Data records for software interfaces:

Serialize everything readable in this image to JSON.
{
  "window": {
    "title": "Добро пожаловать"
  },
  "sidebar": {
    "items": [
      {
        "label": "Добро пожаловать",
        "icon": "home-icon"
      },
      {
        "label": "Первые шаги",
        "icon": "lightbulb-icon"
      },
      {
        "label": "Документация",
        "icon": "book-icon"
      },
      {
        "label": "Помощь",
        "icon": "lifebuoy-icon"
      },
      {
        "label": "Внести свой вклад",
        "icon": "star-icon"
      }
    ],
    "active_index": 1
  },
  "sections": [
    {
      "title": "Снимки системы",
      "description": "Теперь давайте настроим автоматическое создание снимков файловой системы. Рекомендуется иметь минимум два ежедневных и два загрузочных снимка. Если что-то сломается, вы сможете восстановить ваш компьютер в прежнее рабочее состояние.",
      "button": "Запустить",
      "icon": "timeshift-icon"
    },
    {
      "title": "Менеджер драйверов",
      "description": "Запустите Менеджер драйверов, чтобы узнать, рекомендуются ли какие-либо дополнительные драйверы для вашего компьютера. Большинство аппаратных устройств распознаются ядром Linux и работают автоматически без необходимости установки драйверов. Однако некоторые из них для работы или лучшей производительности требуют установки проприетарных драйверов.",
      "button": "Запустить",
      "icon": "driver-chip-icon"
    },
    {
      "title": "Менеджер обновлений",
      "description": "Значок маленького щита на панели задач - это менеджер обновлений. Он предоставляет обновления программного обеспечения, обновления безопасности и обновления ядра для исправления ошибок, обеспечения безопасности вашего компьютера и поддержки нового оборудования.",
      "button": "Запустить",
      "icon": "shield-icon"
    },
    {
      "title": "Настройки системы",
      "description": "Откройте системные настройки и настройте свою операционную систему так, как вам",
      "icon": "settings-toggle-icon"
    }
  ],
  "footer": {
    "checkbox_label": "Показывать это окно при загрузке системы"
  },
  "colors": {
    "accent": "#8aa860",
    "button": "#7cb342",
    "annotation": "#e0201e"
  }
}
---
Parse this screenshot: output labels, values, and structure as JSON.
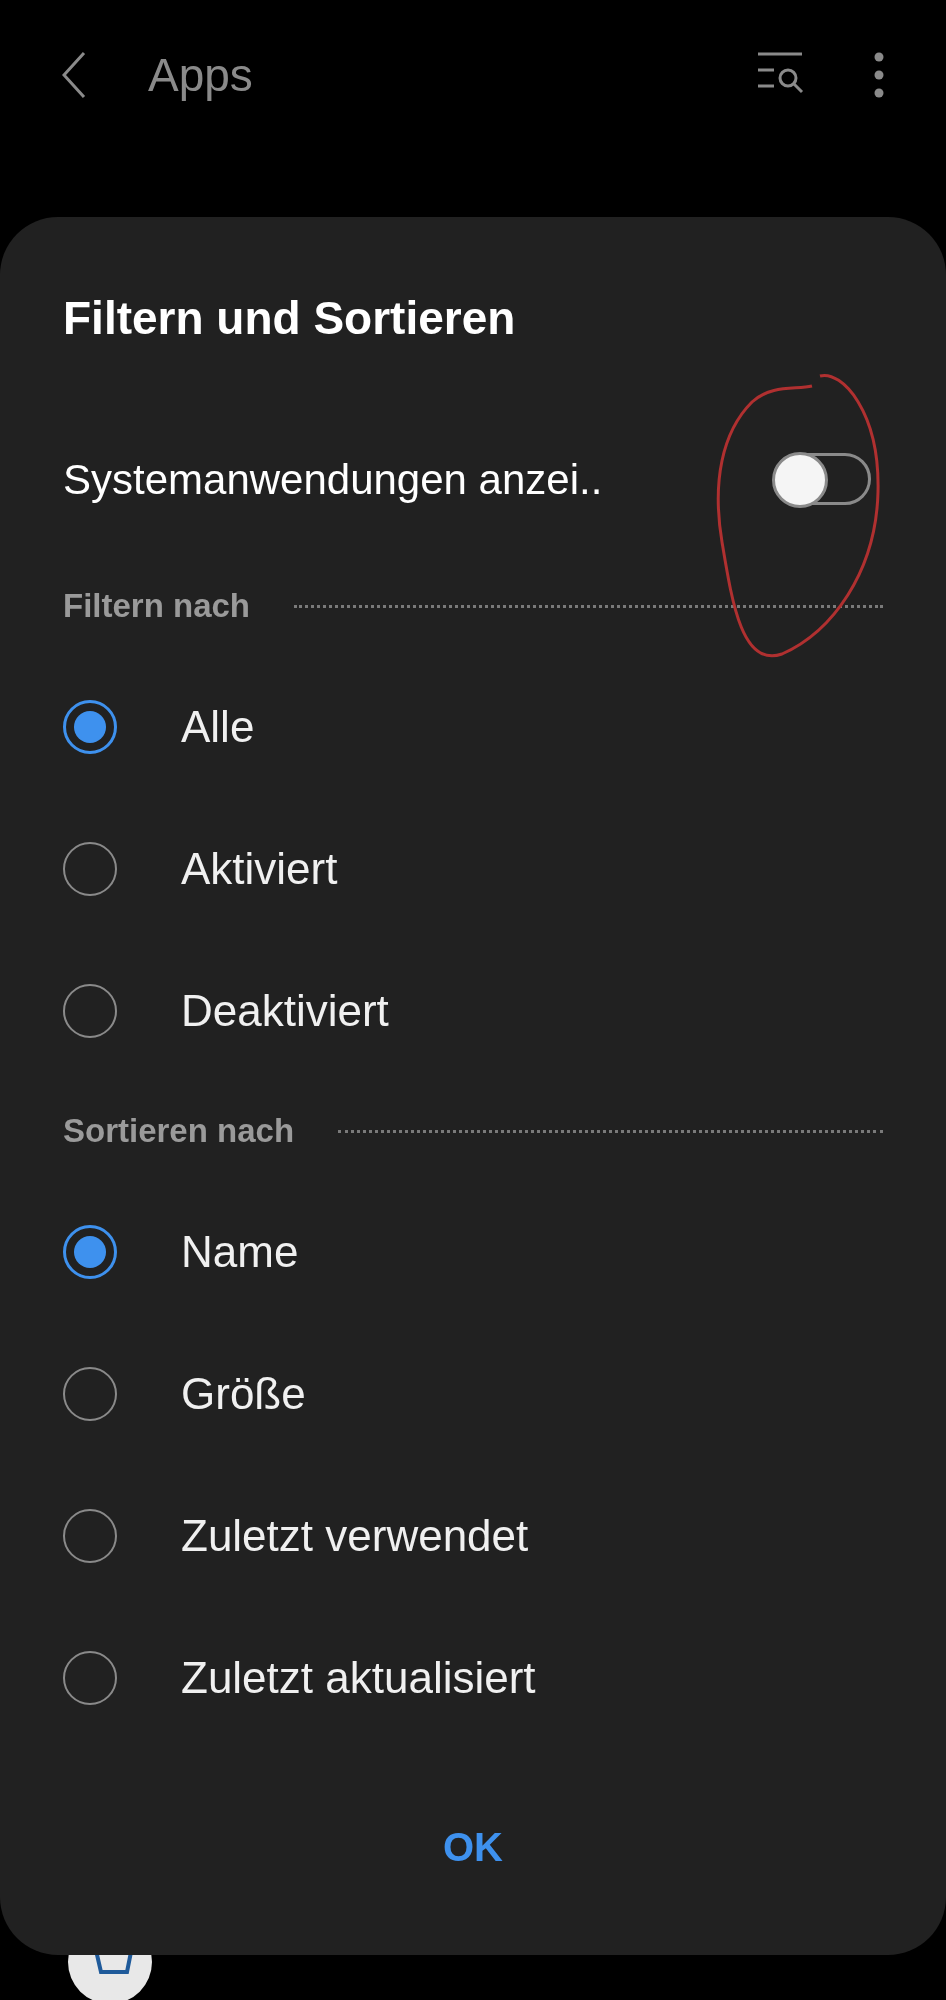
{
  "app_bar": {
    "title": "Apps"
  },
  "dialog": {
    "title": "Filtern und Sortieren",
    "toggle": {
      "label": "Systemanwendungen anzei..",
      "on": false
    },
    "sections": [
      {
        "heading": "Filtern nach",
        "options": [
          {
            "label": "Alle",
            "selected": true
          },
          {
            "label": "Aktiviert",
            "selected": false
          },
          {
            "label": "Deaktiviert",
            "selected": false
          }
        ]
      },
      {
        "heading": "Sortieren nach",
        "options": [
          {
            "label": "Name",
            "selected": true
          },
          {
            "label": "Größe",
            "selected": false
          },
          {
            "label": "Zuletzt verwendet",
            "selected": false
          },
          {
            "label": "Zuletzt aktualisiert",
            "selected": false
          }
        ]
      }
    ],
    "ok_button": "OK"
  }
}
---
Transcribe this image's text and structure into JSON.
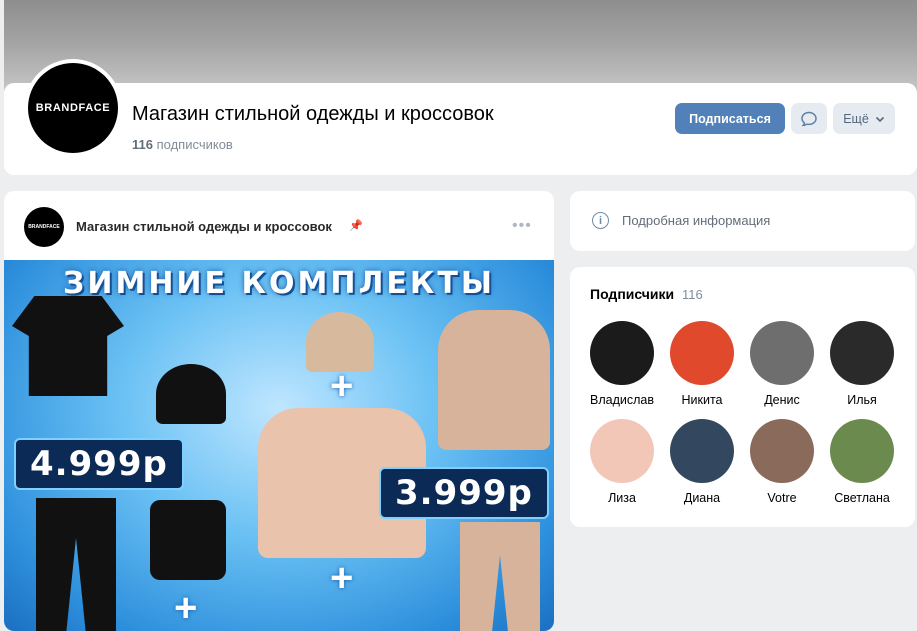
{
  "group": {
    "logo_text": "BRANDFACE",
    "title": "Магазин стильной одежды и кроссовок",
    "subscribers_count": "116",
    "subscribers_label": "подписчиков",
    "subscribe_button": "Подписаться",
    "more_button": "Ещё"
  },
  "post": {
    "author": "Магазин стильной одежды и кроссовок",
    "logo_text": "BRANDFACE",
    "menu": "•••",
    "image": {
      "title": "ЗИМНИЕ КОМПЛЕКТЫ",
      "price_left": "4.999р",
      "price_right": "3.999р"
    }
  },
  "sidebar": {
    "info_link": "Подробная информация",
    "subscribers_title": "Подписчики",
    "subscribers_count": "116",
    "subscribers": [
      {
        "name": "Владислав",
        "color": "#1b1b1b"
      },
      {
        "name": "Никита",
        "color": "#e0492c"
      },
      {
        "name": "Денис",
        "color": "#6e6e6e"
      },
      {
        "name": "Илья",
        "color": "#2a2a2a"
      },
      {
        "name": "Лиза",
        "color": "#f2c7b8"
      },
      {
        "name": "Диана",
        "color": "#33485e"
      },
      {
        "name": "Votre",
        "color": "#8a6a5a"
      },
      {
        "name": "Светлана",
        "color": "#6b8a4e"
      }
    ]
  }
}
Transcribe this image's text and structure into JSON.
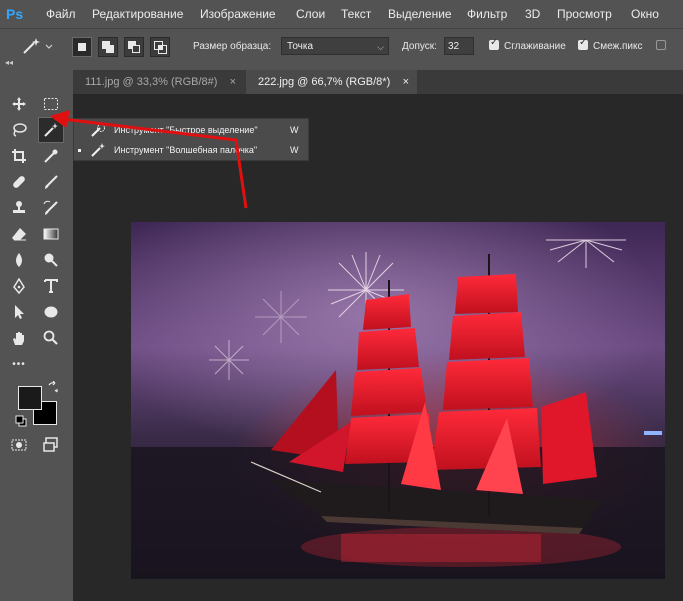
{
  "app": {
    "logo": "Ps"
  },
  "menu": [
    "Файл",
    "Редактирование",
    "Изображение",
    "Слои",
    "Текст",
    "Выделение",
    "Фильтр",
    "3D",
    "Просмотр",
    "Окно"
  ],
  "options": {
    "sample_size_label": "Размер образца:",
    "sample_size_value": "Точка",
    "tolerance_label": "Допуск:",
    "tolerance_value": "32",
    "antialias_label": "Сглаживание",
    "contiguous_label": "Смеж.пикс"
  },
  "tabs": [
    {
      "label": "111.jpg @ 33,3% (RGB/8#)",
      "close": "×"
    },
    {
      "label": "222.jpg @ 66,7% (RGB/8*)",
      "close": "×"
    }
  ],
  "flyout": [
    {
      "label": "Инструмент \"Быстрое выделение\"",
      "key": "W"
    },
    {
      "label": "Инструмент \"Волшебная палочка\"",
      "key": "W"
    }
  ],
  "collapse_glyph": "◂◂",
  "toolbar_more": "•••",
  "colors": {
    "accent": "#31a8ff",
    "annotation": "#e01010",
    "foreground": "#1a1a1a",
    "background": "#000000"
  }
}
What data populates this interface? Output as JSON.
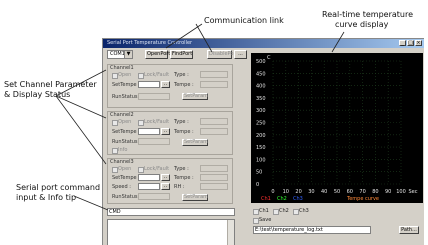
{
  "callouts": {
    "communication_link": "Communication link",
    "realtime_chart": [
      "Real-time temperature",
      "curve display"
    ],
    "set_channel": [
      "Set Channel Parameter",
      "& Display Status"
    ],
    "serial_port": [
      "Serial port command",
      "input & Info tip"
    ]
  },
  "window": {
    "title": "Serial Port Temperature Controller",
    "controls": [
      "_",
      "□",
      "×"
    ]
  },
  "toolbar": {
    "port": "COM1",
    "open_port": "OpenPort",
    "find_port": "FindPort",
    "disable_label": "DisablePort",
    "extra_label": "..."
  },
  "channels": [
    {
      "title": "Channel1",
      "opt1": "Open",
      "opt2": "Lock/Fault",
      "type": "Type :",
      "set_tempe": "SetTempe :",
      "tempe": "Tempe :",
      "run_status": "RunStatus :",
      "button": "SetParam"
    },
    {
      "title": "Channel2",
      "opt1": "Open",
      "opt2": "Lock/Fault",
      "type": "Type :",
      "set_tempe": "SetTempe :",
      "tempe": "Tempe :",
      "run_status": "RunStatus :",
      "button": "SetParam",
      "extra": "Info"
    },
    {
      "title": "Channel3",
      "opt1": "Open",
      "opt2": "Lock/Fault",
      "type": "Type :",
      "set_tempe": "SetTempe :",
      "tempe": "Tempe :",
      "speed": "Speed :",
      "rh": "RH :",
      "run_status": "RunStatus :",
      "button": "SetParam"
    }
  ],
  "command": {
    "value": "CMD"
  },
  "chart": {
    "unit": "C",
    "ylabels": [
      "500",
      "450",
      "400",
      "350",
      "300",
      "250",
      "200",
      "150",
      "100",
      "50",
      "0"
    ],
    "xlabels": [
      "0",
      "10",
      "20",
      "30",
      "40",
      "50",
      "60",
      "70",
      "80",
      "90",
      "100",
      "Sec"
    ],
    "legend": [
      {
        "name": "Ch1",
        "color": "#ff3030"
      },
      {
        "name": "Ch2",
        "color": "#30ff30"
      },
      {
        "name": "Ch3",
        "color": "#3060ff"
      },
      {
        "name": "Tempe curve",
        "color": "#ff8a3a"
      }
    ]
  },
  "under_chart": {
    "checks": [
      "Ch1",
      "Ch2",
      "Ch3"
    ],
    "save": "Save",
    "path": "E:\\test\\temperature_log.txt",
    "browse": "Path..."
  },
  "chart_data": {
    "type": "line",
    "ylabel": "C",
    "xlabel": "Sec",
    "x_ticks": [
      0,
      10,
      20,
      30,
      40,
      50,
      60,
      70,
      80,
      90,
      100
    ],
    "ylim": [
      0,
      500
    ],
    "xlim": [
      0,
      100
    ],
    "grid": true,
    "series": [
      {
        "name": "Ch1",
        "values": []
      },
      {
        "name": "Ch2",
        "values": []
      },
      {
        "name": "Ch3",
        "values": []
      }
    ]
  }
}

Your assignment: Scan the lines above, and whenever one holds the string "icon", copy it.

Written answer:
        "icon": "home-icon"
        "icon": "lightbulb-icon"
        "icon": "book-icon"
        "icon": "lifebuoy-icon"
        "icon": "star-icon"
      "icon": "timeshift-icon"
      "icon": "driver-chip-icon"
      "icon": "shield-icon"
      "icon": "settings-toggle-icon"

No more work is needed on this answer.